September 2016

On September 15, at sunset in Arizona, a crowd gathered at the corner of a Chevron gas station called the Mesa Star. Like every year since 2002, Rana Sodhi hosted a memorial here for his brother, Balbir Singh Sodhi. Balbir was shot while planting flowers in front of his store on September 15, 2001 — four days after the 9/11 attacks. On this night every year, the station is transformed into sacred space, where we listen to prayers, hold candles and place red roses on the cool marble where Balbir

This election season, campuses and communities across the country will host 100 FILM SCREENINGS and DIALOGUES on Revolutionary Love. They will screen our film Divided We Fall, the first documentary film to chronicle the struggles of Sikh and Muslim Americans in the aftermath of 9/11 and their resilience in the aftermath of violence. This is the first call to action of the Revolutionary Love Project, my new initiative at University of Southern California ORL. Click on any public event below to join a dialogue near you. Or sign up

Live From #GroundZero. Watch here. I was with Kerri Kelly on 9/11 to honor her step-father Lt Joe Leavey, a fireman who rushed up flights of stairs to save people and was killed 15 years ago today. She wants an end to hate & bigotry in Joe's name. Together we are reclaiming 9/11 in the name of #revolutionarylove. On 9/15 she joined me in Phoenix to honor my family friend and uncle Balbir Singh Sodhi, Sikh American and the first of dozens killed in hate crimes in the aftermath of

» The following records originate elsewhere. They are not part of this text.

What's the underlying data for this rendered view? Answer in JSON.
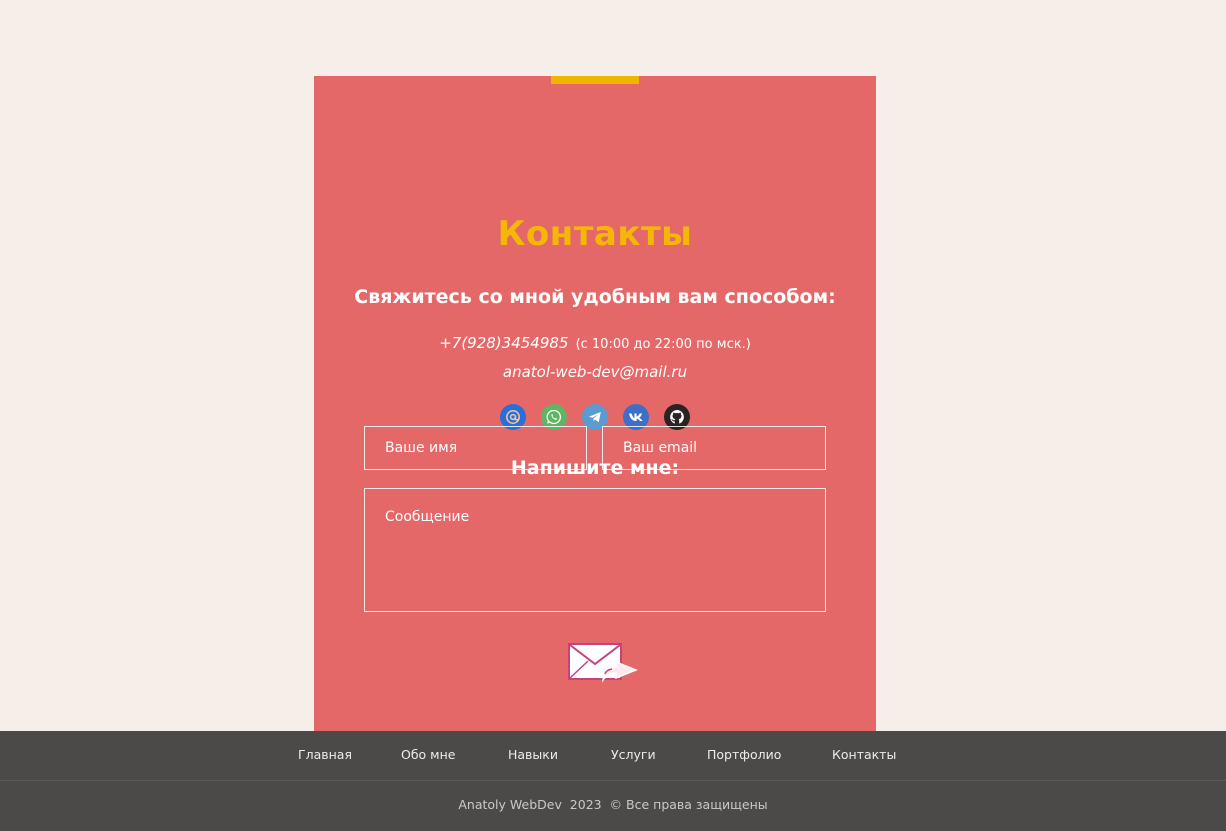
{
  "contacts": {
    "title": "Контакты",
    "subtitle": "Свяжитесь со мной удобным вам способом:",
    "phone": "+7(928)3454985",
    "hours": "(с 10:00 до 22:00 по мск.)",
    "email": "anatol-web-dev@mail.ru",
    "socials": [
      {
        "name": "mail",
        "icon": "at-sign-icon",
        "color": "#2a6fd6"
      },
      {
        "name": "whatsapp",
        "icon": "whatsapp-icon",
        "color": "#5fb563"
      },
      {
        "name": "telegram",
        "icon": "telegram-icon",
        "color": "#5b9bd0"
      },
      {
        "name": "vk",
        "icon": "vk-icon",
        "color": "#3d6ec8"
      },
      {
        "name": "github",
        "icon": "github-icon",
        "color": "#2b2222"
      }
    ]
  },
  "form": {
    "title": "Напишите мне:",
    "name_placeholder": "Ваше имя",
    "email_placeholder": "Ваш email",
    "message_placeholder": "Сообщение",
    "send_icon": "send-envelope-icon"
  },
  "nav": {
    "items": [
      "Главная",
      "Обо мне",
      "Навыки",
      "Услуги",
      "Портфолио",
      "Контакты"
    ]
  },
  "footer": {
    "copyright": "Anatoly WebDev  2023  © Все права защищены"
  },
  "colors": {
    "page_bg": "#f6eee9",
    "card_bg": "#e56868",
    "accent": "#f0b500",
    "footer_bg": "#4b4a49"
  }
}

One of the first people killed in a hate crime after 9/11 was a family friend, Balbir Singh Sodhi. He was 52, a Sikh father who wore a turban and beard as part of his faith. He was the first of dozens of Sikhs and Muslims in America killed in the aftermath of the 2001 terrorist attack. But his murder barely made the evening news. I was 20 years old, afraid for both my country and community. The Sikh faith calls us to social action, even in times of

The way that America commemorates the 15 year anniversary of 9/11 will shape our nation's future. Will we honor the dead by recommitting our nation to love? Or will we allow 9/11 to be used to incite hate and violence this election season? As a Sikh mother, the question is a matter of life or death. Because on every 9/11 anniversary, we see an astounding rise in hate against Muslim and Sikh Americans - profiling, bullying, beatings, and killings. That's why, for the first time ever, we are releasing our